HONG KONG--China's SZ DJI Technology Co., the world's largest maker of consumer drones, said it is suspending business activities in Ukraine and Russia pending a compliance review. The disclosure by the Shenzhen-based company follows complaints from Ukrainian officials of technical glitches in its products that they said appeared to aid Russia's military activities in the country. DJI has said that it never tampered with its products and that it was trying to fix the malfunction problems.
The world's largest drone maker DJI has said it will suspend all business operations in Russia and Ukraine, in a rare public move by a Chinese firm since Moscow's invasion of its neighbour. Russia has been hit with an avalanche of sanctions over the war and many Western multinationals have pulled out of the country. Beijing has refused to condemn the invasion, however, and Chinese companies have largely remained silent about how they will handle the impact of sanctions. "DJI is internally reassessing compliance requirements in various jurisdictions," the company said in a statement on Tuesday. "Pending the current review, DJI will temporarily suspend all business activities in Russia and Ukraine." The firm did not mention sanctions on Russia.
DJI, the world's largest drone manufacturer, has announced it is temporarily halting operations in Russia and Ukraine, in a rare example of a Chinese firm suspending business in response to the war in Ukraine. The Shenzhen-headquartered company said on Wednesday it would suspend its business in the two countries while "internally reassessing compliance requirements in various jurisdictions". DJI, which was founded in Hong Kong in 2006, added it was "engaging with customers, partners and other stakeholders regarding the temporary suspension," according to a company statement. Adam Lisberg, DJI's director of corporate communications for North America, told Al Jazeera the company had taken the action "not to make a statement about any country, but to make a statement about our principles". "DJI abhors any use of our drones to cause harm, and we are temporarily suspending sales in these countries in order to help ensure no one uses our drones in combat," Lisberg said.

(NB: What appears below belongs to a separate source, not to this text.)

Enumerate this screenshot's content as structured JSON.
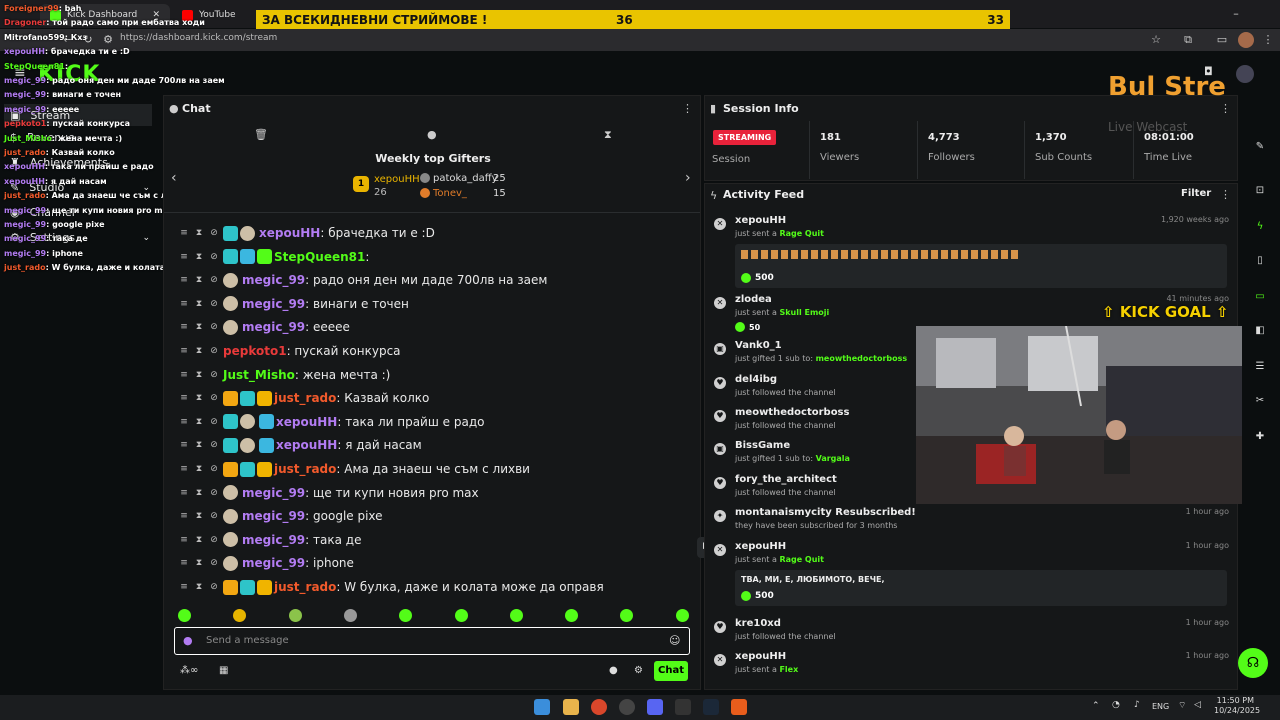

The drone, loaded with explosives, crashed without exploding, crashing its nose into its stomach like a dead fish, twisting its rear propeller and crashing or firing. Initially overthrown by Ukrainian forces. The image of the plane quickly spread on social media, and armament experts have identified it as the "KUB-BLA" model produced by Russian arms manufacturer Kalashnikov's drone division "Sala Aero", colloquially known as the "Comics Drone". It can fly spontaneously to a specific area and then hover around it for up to 30 minutes before exploding itself, like a suicide bomber does. The most advanced Comicase suicide planes today belong to the category of weapons known as automatic weapons, and are considered by experts to be the third revolution in the world of war after gunpowder and nuclear weapons. The evolution from landmines to guided missiles was a precursor to true AI-powered autonomy.